As a longtime subscriber to C&EN and a 25-year ACS member, I must respond to a serious mistake made in the article on Herbert Boyer (C&EN, Sept. 10, page 26). Other than this error, I enjoyed the article.
The article states that Boyer formed the world's first biotechnology company, Genentech. This is incorrect. In 1971, a full five years earlier, Cetus Corp. was established in Berkeley, Calif., by Ronald Cape, a biochemist; Peter Farley, a physician; and Don Glaser, a Nobel Laureate physicist, among others. Indeed, they started the company a year or two before publication of the exciting discovery of recombinant DNA by Stan Cohen and Paul Berg of Stanford University and Boyer of the University of California, San Francisco.

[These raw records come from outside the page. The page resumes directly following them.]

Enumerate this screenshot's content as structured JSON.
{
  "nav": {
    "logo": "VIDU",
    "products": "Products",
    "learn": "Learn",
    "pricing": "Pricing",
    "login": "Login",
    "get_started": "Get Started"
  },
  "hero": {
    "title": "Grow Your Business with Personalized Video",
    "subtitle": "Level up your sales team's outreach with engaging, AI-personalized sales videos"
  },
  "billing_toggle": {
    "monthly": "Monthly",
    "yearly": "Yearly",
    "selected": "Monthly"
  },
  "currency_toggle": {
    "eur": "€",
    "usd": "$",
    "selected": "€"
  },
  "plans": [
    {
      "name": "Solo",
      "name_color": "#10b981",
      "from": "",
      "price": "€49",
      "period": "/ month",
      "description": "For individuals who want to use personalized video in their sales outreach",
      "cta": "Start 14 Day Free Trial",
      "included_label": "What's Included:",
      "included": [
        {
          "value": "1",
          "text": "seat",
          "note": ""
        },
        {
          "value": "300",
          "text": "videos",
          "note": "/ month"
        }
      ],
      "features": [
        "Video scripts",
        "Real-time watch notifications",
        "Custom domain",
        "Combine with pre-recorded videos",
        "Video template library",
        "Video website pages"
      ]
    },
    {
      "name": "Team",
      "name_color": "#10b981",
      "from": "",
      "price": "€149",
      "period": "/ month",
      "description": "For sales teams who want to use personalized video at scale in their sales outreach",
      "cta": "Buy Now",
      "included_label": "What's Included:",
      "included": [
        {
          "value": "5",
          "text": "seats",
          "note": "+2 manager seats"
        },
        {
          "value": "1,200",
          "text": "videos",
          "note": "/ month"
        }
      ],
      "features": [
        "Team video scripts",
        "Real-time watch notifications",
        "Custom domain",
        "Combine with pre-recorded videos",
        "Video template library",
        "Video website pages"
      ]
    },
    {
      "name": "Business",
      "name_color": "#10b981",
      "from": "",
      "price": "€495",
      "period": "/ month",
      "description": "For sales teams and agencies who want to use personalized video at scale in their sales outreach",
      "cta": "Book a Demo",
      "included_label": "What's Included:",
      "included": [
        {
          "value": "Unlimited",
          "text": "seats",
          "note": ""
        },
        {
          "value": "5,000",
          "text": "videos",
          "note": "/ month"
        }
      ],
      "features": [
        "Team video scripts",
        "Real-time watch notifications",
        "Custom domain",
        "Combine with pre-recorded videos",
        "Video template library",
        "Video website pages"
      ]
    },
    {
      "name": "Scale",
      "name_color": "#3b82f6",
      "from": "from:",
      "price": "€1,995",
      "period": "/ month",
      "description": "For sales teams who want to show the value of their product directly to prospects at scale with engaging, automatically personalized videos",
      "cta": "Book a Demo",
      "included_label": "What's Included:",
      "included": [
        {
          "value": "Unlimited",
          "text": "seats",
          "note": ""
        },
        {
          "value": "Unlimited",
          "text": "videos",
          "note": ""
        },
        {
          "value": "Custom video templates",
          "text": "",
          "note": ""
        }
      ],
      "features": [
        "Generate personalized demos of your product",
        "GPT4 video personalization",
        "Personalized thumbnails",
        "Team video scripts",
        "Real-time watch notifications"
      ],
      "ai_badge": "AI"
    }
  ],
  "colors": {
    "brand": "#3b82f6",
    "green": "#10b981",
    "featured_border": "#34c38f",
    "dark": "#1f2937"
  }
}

I was lucky enough to join other Cetus consultants such as Cohen and Nobel Laureate Joshua Lederberg as advisers to the company at its very start. The vision of the founders of Cetus resulted in a major industry serving the needs of patients throughout the world and revolutionizing the practice of industrial microbiology and agricultural technology.
Although it was incorporated into Chiron Corp. in the mid-1990s, and then later into Novartis, Cetus should long be remembered as the founder of modern biotechnology and the home of the inventor of the polymerase chain reaction (PCR), a technique of enormous importance in forensic medicine and basic science. The discoverer of PCR was Kary Mullis of Cetus, who holds the first and probably the only Nobel Prize ever awarded to an employee of the biotechnology industry.
Arnold L. Demain